#### MATERIAL FOR THIS TASK

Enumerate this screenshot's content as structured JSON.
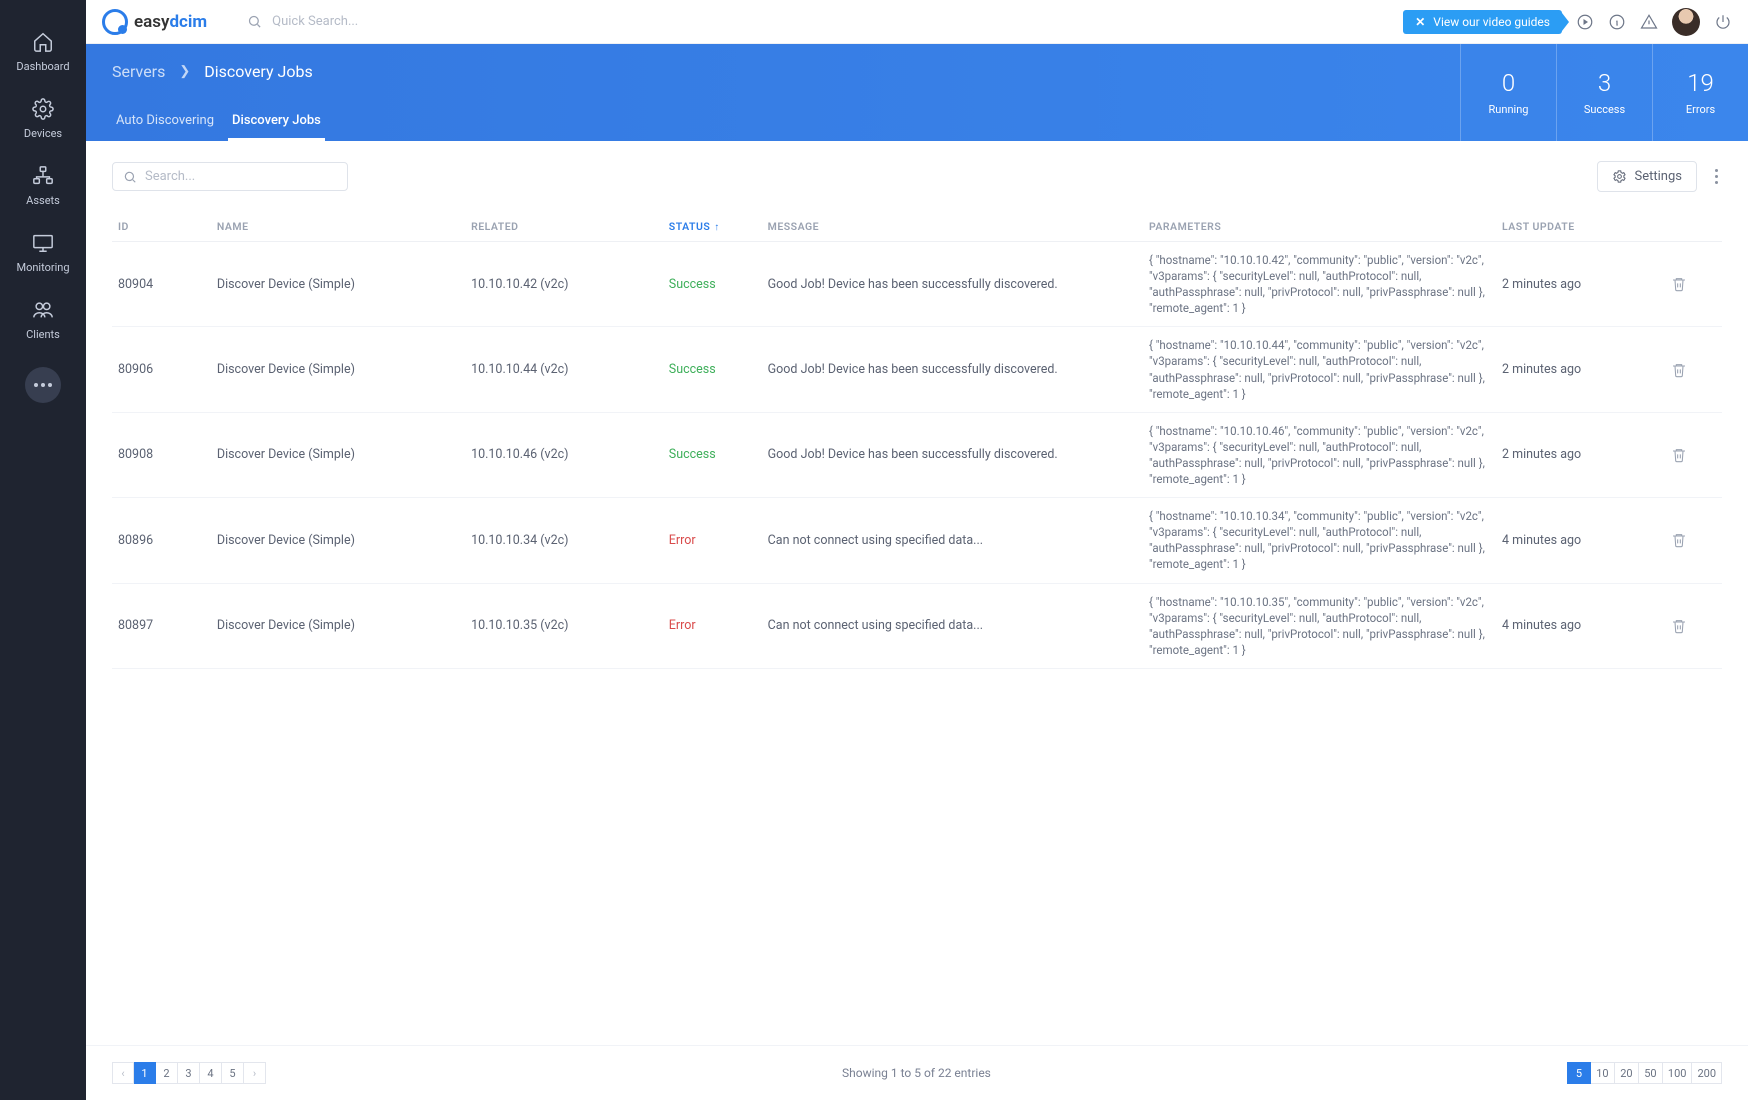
{
  "brand": {
    "name_a": "easy",
    "name_b": "dcim"
  },
  "topbar": {
    "search_placeholder": "Quick Search...",
    "video_guides": "View our video guides"
  },
  "sidebar": {
    "items": [
      {
        "label": "Dashboard"
      },
      {
        "label": "Devices"
      },
      {
        "label": "Assets"
      },
      {
        "label": "Monitoring"
      },
      {
        "label": "Clients"
      }
    ]
  },
  "header": {
    "breadcrumb_parent": "Servers",
    "breadcrumb_current": "Discovery Jobs",
    "tabs": [
      {
        "label": "Auto Discovering",
        "active": false
      },
      {
        "label": "Discovery Jobs",
        "active": true
      }
    ],
    "stats": [
      {
        "value": "0",
        "label": "Running"
      },
      {
        "value": "3",
        "label": "Success"
      },
      {
        "value": "19",
        "label": "Errors"
      }
    ]
  },
  "toolbar": {
    "search_placeholder": "Search...",
    "settings_label": "Settings"
  },
  "table": {
    "columns": {
      "id": "ID",
      "name": "NAME",
      "related": "RELATED",
      "status": "STATUS",
      "message": "MESSAGE",
      "parameters": "PARAMETERS",
      "last_update": "LAST UPDATE"
    },
    "status_colors": {
      "Success": "status-success",
      "Error": "status-error"
    },
    "rows": [
      {
        "id": "80904",
        "name": "Discover Device (Simple)",
        "related": "10.10.10.42 (v2c)",
        "status": "Success",
        "message": "Good Job! Device has been successfully discovered.",
        "parameters": "{ \"hostname\": \"10.10.10.42\", \"community\": \"public\", \"version\": \"v2c\", \"v3params\": { \"securityLevel\": null, \"authProtocol\": null, \"authPassphrase\": null, \"privProtocol\": null, \"privPassphrase\": null }, \"remote_agent\": 1 }",
        "last_update": "2 minutes ago"
      },
      {
        "id": "80906",
        "name": "Discover Device (Simple)",
        "related": "10.10.10.44 (v2c)",
        "status": "Success",
        "message": "Good Job! Device has been successfully discovered.",
        "parameters": "{ \"hostname\": \"10.10.10.44\", \"community\": \"public\", \"version\": \"v2c\", \"v3params\": { \"securityLevel\": null, \"authProtocol\": null, \"authPassphrase\": null, \"privProtocol\": null, \"privPassphrase\": null }, \"remote_agent\": 1 }",
        "last_update": "2 minutes ago"
      },
      {
        "id": "80908",
        "name": "Discover Device (Simple)",
        "related": "10.10.10.46 (v2c)",
        "status": "Success",
        "message": "Good Job! Device has been successfully discovered.",
        "parameters": "{ \"hostname\": \"10.10.10.46\", \"community\": \"public\", \"version\": \"v2c\", \"v3params\": { \"securityLevel\": null, \"authProtocol\": null, \"authPassphrase\": null, \"privProtocol\": null, \"privPassphrase\": null }, \"remote_agent\": 1 }",
        "last_update": "2 minutes ago"
      },
      {
        "id": "80896",
        "name": "Discover Device (Simple)",
        "related": "10.10.10.34 (v2c)",
        "status": "Error",
        "message": "Can not connect using specified data...",
        "parameters": "{ \"hostname\": \"10.10.10.34\", \"community\": \"public\", \"version\": \"v2c\", \"v3params\": { \"securityLevel\": null, \"authProtocol\": null, \"authPassphrase\": null, \"privProtocol\": null, \"privPassphrase\": null }, \"remote_agent\": 1 }",
        "last_update": "4 minutes ago"
      },
      {
        "id": "80897",
        "name": "Discover Device (Simple)",
        "related": "10.10.10.35 (v2c)",
        "status": "Error",
        "message": "Can not connect using specified data...",
        "parameters": "{ \"hostname\": \"10.10.10.35\", \"community\": \"public\", \"version\": \"v2c\", \"v3params\": { \"securityLevel\": null, \"authProtocol\": null, \"authPassphrase\": null, \"privProtocol\": null, \"privPassphrase\": null }, \"remote_agent\": 1 }",
        "last_update": "4 minutes ago"
      }
    ]
  },
  "footer": {
    "summary": "Showing 1 to 5 of 22 entries",
    "pages": [
      "1",
      "2",
      "3",
      "4",
      "5"
    ],
    "active_page": "1",
    "page_sizes": [
      "5",
      "10",
      "20",
      "50",
      "100",
      "200"
    ],
    "active_size": "5"
  }
}
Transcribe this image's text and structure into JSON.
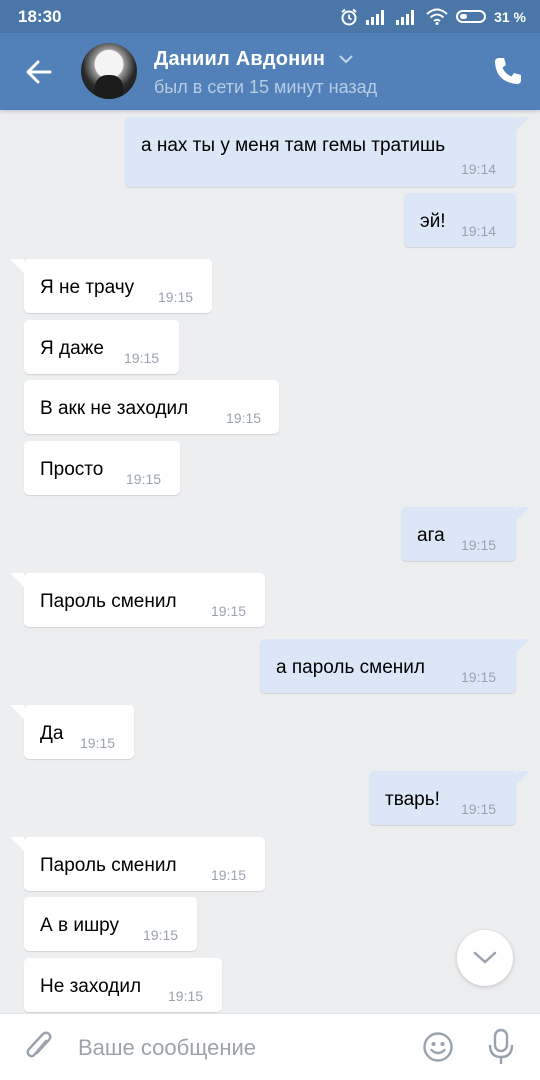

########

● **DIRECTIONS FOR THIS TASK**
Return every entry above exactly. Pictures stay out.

● **TASK RESPONSE**
Enumerate this screenshot's content as structured JSON.
{
  "brand": {
    "name_a": "easy",
    "name_b": "dcim"
  },
  "topbar": {
    "search_placeholder": "Quick Search...",
    "video_guides": "View our video guides"
  },
  "sidebar": {
    "items": [
      {
        "label": "Dashboard"
      },
      {
        "label": "Devices"
      },
      {
        "label": "Assets"
      },
      {
        "label": "Monitoring"
      },
      {
        "label": "Clients"
      }
    ]
  },
  "header": {
    "breadcrumb_parent": "Servers",
    "breadcrumb_current": "Discovery Jobs",
    "tabs": [
      {
        "label": "Auto Discovering",
        "active": false
      },
      {
        "label": "Discovery Jobs",
        "active": true
      }
    ],
    "stats": [
      {
        "value": "0",
        "label": "Running"
      },
      {
        "value": "3",
        "label": "Success"
      },
      {
        "value": "19",
        "label": "Errors"
      }
    ]
  },
  "toolbar": {
    "search_placeholder": "Search...",
    "settings_label": "Settings"
  },
  "table": {
    "columns": {
      "id": "ID",
      "name": "NAME",
      "related": "RELATED",
      "status": "STATUS",
      "message": "MESSAGE",
      "parameters": "PARAMETERS",
      "last_update": "LAST UPDATE"
    },
    "status_colors": {
      "Success": "status-success",
      "Error": "status-error"
    },
    "rows": [
      {
        "id": "80904",
        "name": "Discover Device (Simple)",
        "related": "10.10.10.42 (v2c)",
        "status": "Success",
        "message": "Good Job! Device has been successfully discovered.",
        "parameters": "{ \"hostname\": \"10.10.10.42\", \"community\": \"public\", \"version\": \"v2c\", \"v3params\": { \"securityLevel\": null, \"authProtocol\": null, \"authPassphrase\": null, \"privProtocol\": null, \"privPassphrase\": null }, \"remote_agent\": 1 }",
        "last_update": "2 minutes ago"
      },
      {
        "id": "80906",
        "name": "Discover Device (Simple)",
        "related": "10.10.10.44 (v2c)",
        "status": "Success",
        "message": "Good Job! Device has been successfully discovered.",
        "parameters": "{ \"hostname\": \"10.10.10.44\", \"community\": \"public\", \"version\": \"v2c\", \"v3params\": { \"securityLevel\": null, \"authProtocol\": null, \"authPassphrase\": null, \"privProtocol\": null, \"privPassphrase\": null }, \"remote_agent\": 1 }",
        "last_update": "2 minutes ago"
      },
      {
        "id": "80908",
        "name": "Discover Device (Simple)",
        "related": "10.10.10.46 (v2c)",
        "status": "Success",
        "message": "Good Job! Device has been successfully discovered.",
        "parameters": "{ \"hostname\": \"10.10.10.46\", \"community\": \"public\", \"version\": \"v2c\", \"v3params\": { \"securityLevel\": null, \"authProtocol\": null, \"authPassphrase\": null, \"privProtocol\": null, \"privPassphrase\": null }, \"remote_agent\": 1 }",
        "last_update": "2 minutes ago"
      },
      {
        "id": "80896",
        "name": "Discover Device (Simple)",
        "related": "10.10.10.34 (v2c)",
        "status": "Error",
        "message": "Can not connect using specified data...",
        "parameters": "{ \"hostname\": \"10.10.10.34\", \"community\": \"public\", \"version\": \"v2c\", \"v3params\": { \"securityLevel\": null, \"authProtocol\": null, \"authPassphrase\": null, \"privProtocol\": null, \"privPassphrase\": null }, \"remote_agent\": 1 }",
        "last_update": "4 minutes ago"
      },
      {
        "id": "80897",
        "name": "Discover Device (Simple)",
        "related": "10.10.10.35 (v2c)",
        "status": "Error",
        "message": "Can not connect using specified data...",
        "parameters": "{ \"hostname\": \"10.10.10.35\", \"community\": \"public\", \"version\": \"v2c\", \"v3params\": { \"securityLevel\": null, \"authProtocol\": null, \"authPassphrase\": null, \"privProtocol\": null, \"privPassphrase\": null }, \"remote_agent\": 1 }",
        "last_update": "4 minutes ago"
      }
    ]
  },
  "footer": {
    "summary": "Showing 1 to 5 of 22 entries",
    "pages": [
      "1",
      "2",
      "3",
      "4",
      "5"
    ],
    "active_page": "1",
    "page_sizes": [
      "5",
      "10",
      "20",
      "50",
      "100",
      "200"
    ],
    "active_size": "5"
  }
}
Transcribe this image's text and structure into JSON.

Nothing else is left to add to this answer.